|The term "maker" has become increasingly popular in China. [Photo/cnwomen.com.cn]|
An e-commerce consultancy firm consistently produces striking daily sales figures of 5 million yuan (U.S. $780,000). Some 1 million yuan (U.S. $156,000) is achieved for them on vip.com, an online sales shopping mall every day and more than 1 million yuan (U.S. $156,000) is brought in every day on WeChat (a popular Chinese social messaging app).
The booming sales figures and huge number of clients are the impressive results achieved by Shu Chang, a woman born in the 1980s, along with the help of her 40 business partners.
On the country's numerous e-commerce platforms — fueled by the Chinese government's latest "Internet Plus" development strategy — a myriad of miracles take place every day.
Therefore, Shu and her associates named their company Qiji (a homonym for miracle) E-business Consulting.

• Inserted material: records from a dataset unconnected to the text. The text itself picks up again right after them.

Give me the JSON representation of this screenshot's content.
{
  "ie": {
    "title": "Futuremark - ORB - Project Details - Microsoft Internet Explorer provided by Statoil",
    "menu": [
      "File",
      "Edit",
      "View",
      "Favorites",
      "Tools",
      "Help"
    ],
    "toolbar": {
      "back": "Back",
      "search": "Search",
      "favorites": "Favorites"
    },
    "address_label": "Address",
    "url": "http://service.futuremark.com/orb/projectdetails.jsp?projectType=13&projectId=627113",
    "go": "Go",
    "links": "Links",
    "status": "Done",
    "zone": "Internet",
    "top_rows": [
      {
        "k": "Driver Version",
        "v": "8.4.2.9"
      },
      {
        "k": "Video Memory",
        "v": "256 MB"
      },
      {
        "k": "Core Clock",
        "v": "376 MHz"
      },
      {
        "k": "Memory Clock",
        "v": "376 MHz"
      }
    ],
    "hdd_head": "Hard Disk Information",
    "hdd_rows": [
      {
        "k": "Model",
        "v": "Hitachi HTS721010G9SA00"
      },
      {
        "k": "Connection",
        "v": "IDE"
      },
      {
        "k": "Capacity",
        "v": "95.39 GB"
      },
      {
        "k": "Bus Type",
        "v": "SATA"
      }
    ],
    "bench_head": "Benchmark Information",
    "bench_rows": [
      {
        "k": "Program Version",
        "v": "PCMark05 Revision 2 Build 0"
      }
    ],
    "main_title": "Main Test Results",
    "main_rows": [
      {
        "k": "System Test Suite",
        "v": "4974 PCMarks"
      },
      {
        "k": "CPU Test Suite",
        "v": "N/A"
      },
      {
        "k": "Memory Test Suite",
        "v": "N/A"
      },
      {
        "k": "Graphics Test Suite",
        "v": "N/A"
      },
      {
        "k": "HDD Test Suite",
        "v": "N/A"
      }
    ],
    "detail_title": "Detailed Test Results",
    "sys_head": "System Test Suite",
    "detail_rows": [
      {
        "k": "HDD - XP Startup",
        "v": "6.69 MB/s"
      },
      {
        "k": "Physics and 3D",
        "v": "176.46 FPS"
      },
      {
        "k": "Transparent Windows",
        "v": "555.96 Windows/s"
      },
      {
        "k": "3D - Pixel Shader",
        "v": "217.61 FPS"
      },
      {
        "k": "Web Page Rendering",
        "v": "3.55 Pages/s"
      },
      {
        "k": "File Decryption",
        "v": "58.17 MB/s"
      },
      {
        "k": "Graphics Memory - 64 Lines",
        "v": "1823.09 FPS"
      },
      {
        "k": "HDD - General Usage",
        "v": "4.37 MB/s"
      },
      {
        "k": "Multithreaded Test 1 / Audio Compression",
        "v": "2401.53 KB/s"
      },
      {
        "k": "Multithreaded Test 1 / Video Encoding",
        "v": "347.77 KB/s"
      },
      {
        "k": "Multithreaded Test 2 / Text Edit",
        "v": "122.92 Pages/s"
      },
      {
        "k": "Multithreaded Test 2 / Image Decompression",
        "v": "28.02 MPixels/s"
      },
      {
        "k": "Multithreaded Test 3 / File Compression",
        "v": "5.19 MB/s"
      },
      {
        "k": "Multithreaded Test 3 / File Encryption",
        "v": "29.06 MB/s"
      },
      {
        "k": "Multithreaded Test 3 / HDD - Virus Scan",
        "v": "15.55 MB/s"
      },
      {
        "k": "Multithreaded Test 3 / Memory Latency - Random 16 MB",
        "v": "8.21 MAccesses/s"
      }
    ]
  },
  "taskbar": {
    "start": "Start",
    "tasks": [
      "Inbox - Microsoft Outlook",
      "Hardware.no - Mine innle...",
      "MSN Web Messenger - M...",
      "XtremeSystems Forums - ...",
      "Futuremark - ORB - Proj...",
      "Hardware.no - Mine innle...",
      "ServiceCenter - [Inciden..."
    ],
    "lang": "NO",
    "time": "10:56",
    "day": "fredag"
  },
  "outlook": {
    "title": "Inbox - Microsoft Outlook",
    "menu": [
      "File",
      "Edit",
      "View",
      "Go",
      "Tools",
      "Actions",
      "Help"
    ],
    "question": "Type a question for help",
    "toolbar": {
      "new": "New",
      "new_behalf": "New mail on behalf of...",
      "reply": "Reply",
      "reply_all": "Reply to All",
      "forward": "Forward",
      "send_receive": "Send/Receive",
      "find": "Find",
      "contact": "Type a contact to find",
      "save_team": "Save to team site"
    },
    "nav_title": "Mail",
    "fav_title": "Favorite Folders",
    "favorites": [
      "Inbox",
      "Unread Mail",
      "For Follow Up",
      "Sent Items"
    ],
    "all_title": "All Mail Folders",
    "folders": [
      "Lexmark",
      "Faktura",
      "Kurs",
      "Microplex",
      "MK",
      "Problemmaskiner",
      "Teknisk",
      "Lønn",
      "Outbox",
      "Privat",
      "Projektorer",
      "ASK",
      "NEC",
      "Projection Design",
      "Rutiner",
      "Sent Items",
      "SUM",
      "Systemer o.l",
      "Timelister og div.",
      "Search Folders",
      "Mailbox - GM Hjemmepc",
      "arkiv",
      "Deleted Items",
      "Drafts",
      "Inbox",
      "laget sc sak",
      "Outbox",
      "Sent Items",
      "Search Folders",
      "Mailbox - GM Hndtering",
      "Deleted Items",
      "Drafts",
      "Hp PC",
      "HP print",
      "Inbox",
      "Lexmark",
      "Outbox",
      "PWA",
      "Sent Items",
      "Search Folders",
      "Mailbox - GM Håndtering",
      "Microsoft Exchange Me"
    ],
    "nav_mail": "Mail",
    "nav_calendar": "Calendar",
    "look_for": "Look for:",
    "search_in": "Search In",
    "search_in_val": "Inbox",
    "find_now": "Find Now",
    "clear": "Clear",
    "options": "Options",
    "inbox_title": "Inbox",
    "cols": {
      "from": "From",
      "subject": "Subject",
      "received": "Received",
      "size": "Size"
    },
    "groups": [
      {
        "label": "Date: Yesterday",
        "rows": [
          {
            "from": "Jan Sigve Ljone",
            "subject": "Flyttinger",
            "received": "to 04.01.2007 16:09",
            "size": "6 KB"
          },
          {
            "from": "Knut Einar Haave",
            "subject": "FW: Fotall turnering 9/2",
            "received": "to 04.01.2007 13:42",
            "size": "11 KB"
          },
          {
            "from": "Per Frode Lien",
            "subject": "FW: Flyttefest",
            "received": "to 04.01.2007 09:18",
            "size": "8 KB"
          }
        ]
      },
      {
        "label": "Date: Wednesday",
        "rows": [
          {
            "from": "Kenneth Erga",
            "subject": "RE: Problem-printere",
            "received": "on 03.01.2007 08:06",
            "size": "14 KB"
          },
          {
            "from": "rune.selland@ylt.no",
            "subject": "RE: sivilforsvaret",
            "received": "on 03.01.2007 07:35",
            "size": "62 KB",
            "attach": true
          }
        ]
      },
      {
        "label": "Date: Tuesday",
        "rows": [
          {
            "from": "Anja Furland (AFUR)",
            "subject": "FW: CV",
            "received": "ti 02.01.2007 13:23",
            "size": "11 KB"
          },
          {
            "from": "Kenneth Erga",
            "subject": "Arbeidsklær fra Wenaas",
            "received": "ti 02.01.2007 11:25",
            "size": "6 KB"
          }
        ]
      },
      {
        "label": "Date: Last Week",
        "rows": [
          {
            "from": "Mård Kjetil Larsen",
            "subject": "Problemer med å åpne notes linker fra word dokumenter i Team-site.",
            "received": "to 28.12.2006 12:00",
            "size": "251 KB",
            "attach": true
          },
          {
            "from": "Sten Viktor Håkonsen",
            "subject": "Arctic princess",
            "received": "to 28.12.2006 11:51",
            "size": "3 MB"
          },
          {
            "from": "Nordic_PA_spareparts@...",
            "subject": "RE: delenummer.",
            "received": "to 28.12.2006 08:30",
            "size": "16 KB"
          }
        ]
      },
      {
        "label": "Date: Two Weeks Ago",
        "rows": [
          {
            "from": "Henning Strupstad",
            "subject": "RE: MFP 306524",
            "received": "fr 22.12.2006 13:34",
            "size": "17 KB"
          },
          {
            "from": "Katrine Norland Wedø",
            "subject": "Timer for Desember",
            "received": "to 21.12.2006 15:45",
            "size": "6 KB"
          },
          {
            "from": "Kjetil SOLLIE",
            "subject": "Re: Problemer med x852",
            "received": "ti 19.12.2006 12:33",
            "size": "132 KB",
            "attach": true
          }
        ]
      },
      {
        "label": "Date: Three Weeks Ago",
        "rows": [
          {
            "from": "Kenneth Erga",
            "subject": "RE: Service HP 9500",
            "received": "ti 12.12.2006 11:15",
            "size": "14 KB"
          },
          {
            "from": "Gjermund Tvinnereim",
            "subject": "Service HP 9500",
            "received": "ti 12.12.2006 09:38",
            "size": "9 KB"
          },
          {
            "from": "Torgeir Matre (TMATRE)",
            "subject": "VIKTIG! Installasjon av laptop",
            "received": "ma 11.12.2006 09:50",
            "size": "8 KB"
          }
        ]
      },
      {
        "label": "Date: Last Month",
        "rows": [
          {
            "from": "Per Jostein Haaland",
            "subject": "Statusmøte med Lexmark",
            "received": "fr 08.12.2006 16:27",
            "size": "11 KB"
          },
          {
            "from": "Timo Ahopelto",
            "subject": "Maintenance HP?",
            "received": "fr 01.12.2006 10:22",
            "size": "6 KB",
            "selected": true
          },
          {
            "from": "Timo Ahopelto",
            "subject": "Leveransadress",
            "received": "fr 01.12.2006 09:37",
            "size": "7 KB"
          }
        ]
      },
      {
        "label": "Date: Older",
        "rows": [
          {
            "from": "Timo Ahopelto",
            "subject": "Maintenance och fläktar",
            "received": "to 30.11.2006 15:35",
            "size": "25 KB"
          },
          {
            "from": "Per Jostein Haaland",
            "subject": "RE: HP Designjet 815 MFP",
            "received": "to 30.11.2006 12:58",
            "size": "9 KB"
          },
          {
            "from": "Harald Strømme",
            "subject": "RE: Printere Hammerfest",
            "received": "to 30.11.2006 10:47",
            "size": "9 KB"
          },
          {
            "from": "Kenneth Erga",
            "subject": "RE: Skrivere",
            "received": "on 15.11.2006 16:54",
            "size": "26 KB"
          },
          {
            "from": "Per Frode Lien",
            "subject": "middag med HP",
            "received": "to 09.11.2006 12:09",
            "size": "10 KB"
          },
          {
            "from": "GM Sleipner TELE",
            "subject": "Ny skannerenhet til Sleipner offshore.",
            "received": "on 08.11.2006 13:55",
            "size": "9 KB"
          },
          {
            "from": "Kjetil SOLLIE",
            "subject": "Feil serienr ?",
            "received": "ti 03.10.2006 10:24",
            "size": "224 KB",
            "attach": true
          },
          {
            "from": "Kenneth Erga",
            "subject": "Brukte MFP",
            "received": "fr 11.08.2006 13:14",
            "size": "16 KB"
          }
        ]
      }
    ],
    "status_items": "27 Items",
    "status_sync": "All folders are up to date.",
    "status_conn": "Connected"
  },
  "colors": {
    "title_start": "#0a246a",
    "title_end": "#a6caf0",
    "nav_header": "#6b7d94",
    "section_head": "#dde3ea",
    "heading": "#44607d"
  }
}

When talking about entrepreneurship, Shu always has a lot to say. Although no one in her family has ever gone into business before, she has found herself totally absorbed in the field. She liked reading books on marketing and sales already whilst at university. The more cases she read, the more she itched to try and tap into the business sphere herself.
After saving several months of living expenses, Shu finally stocked her first goods by posting them on her university's BBS (electronic bulletin board system).
She also started a shop on Taobao, Asia's largest online trading platform, using the marketing skills she had built up in the library. By the time she reached her senior year of study, she had established her own processing workshop and had no less than eight booths at the local Olympic Square Electronic City shopping mall. At that time, all her classmates were still busy hunting jobs.
However, she had yet to realize her dream of entering one of the Fortune Global 500 companies. Consequently, she committed her workshop to the care of her partners upon graduation in 2006 and went to work at the IBM's Shenzhen branch following round-after-round of tough interviews.
From IBM in Shenzhen to Hewlett-Packard in Dalian, she accumulated bundles of working experience. With rich managerial expertise and program-related know-how, she was no longer satisfied with the establishment of a physical workshop. In 2010 Shu left HP and started a corporation in the real sense.
With her valuable experience in the first-hand operation of e-businesses, tough practice in the shopping mall market and highly efficient communication and management methods learned at the two Fortune-500s, Shu has developed a unique spectrum of e-business operation means. Her company provides a one-stop service for inexperienced factory owners who might otherwise have little knowledge of e-commerce.
Under the support of Liaoning Provincial Women's Federation, Shu was subsequently invited to train farm entrepreneurs on how to combine agriculture with the "Internet Plus" concepts in many cities in north China's Liaoning Provinces.
Shu has trained nearly a thousand people in total. Qiji E-business Consulting, with an impressive sales volume of its own as high as 56 million yuan (U.S. $8.75 million) in 2014, is exerting increasing influence upon start-ups.
Drawing on her years of experience in e-businesses and a sharp mind for the market, Shu set up another company at the end of 2014: Dalian Haipu Biotechnology.
"Mr. Beaver, the mascot of our proprietary brand Haipu, gained many fans within the first several months. The first ‘Mr. Beaver' online-to-offline store will cooperate with Dalian Women's Vocational School, serving as an integration of the product manufacturer with a students' training base. It is expected that the new company will help hundreds of female students embark on the road of business start-ups and e-commercial consultancy in the next three years," Shu said with full confidence.
Now, the Qiji e-business consultancy remains steadily on track and Shu holds complete confidence in the new venture. "We have set a goal of achieving 20 million yuan (U.S. $3.12 million) by the end of 2015," she stated.
(Source: China Women's News/Translated and edited by Women of China)
Please understand that womenofchina.cn,a non-profit, information-communication website, cannot reach every writer before using articles and images. For copyright issues, please contact us by emailing: firstname.lastname@example.org. The articles published and opinions expressed on this website represent the opinions of writers and are not necessarily shared by womenofchina.cn.